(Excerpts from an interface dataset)
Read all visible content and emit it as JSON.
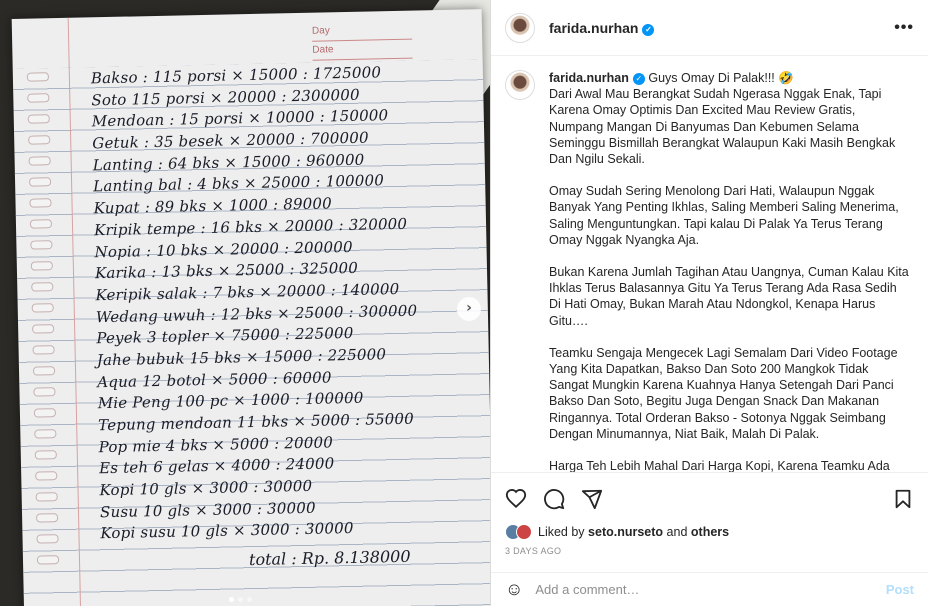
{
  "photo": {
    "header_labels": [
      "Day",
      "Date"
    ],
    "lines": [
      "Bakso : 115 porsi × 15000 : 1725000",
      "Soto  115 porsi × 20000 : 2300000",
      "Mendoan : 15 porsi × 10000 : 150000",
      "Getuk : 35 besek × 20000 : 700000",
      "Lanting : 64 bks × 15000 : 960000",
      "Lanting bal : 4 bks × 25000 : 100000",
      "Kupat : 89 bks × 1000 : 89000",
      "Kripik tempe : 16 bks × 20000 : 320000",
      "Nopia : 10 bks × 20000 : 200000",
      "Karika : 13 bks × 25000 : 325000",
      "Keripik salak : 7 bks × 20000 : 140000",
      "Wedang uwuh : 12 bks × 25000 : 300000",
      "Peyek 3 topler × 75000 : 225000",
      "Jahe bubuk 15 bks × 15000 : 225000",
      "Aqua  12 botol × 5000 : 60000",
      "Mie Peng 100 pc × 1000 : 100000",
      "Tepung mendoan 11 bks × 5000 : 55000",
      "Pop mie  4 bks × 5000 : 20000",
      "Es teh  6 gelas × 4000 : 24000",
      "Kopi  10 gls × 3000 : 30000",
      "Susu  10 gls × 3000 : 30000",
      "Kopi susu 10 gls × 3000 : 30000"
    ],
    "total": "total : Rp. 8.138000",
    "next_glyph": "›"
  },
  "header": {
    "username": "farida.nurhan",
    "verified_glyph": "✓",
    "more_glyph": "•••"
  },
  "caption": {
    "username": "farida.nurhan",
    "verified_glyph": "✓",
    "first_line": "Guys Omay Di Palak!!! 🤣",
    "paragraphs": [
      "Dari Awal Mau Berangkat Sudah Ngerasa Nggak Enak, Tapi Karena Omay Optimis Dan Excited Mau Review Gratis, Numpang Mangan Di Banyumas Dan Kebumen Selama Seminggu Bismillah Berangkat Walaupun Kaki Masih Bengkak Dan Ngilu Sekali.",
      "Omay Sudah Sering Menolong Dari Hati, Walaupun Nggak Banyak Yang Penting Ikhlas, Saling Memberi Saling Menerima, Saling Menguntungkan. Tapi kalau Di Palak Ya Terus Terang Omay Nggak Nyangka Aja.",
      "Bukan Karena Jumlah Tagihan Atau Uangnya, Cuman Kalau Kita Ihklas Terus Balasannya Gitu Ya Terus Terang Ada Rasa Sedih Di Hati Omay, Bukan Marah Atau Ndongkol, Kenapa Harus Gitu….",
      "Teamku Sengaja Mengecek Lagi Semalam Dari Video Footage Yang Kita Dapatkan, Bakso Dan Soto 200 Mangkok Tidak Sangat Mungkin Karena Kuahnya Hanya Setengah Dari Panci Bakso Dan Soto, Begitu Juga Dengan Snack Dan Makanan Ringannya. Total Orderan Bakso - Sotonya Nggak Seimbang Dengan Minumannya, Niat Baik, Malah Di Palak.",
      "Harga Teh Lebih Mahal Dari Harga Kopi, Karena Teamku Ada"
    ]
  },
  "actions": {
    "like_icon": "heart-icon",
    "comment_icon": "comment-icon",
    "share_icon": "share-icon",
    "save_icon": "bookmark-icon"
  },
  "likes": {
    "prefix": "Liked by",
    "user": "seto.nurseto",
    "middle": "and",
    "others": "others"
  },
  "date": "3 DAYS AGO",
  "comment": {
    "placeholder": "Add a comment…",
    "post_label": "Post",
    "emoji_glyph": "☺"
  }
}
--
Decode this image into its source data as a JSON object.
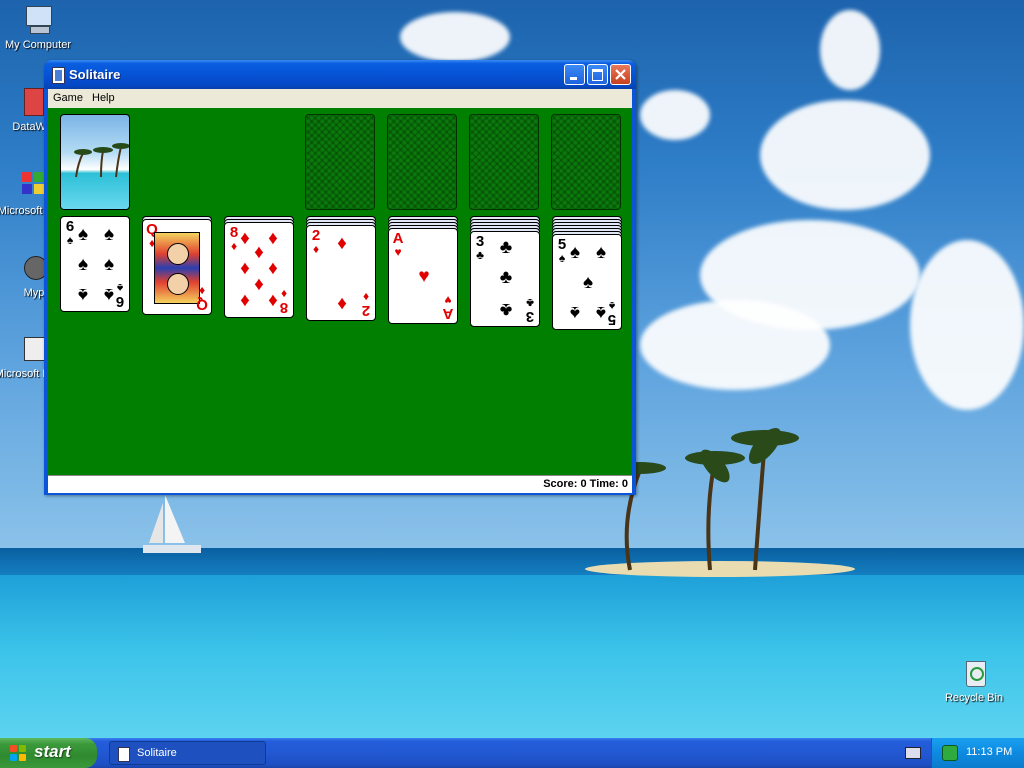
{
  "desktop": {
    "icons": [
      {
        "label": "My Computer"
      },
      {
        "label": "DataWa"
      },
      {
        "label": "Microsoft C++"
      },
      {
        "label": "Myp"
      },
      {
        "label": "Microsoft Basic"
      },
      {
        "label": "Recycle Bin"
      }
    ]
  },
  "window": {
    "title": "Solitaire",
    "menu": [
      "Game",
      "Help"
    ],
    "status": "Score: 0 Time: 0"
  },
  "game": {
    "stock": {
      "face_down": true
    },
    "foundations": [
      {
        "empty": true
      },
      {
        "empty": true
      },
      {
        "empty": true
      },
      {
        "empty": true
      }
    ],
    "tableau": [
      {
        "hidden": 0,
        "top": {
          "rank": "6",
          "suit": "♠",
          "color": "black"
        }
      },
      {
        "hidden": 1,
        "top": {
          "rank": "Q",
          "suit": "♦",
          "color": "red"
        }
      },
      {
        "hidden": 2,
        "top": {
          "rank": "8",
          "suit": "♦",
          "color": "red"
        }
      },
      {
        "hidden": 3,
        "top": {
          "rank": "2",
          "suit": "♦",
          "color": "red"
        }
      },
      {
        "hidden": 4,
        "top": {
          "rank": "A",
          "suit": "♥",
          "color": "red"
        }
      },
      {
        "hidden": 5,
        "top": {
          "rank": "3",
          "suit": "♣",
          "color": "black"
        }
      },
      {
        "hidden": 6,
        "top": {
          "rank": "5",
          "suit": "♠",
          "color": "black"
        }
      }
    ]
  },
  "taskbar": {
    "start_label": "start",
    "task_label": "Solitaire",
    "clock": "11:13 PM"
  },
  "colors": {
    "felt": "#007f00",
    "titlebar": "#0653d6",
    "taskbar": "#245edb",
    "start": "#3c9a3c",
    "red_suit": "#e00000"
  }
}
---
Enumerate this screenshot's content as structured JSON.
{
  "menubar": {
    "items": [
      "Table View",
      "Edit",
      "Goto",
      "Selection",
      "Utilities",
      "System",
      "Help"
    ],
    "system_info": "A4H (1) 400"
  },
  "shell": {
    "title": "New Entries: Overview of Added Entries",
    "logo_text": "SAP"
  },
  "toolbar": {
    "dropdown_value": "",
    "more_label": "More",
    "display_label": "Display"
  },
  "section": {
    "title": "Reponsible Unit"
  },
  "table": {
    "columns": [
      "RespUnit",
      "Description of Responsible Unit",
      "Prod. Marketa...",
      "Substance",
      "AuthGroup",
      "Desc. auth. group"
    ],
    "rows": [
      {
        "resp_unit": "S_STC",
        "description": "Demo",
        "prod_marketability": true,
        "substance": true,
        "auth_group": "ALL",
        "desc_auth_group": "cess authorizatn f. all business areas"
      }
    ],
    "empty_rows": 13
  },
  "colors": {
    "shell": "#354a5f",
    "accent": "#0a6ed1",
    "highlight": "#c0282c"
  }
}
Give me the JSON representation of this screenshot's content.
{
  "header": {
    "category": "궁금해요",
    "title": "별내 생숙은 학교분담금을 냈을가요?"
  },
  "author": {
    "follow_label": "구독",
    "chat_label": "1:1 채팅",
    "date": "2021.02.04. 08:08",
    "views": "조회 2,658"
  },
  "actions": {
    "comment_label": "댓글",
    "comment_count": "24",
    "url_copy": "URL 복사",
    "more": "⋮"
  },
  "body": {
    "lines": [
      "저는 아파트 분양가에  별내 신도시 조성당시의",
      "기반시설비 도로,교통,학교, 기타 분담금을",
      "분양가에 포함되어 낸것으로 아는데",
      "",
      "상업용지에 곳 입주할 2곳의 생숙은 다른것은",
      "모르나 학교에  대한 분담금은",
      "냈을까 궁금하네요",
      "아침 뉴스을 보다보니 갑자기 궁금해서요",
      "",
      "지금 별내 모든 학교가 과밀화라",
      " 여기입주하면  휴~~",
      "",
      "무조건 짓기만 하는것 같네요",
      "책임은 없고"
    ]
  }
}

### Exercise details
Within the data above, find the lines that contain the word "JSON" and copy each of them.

### Task solution
Read all visible content and emit it as JSON.
Decode this image into its source data as a JSON object.
Enumerate this screenshot's content as structured JSON.
Give me the JSON representation of this screenshot's content.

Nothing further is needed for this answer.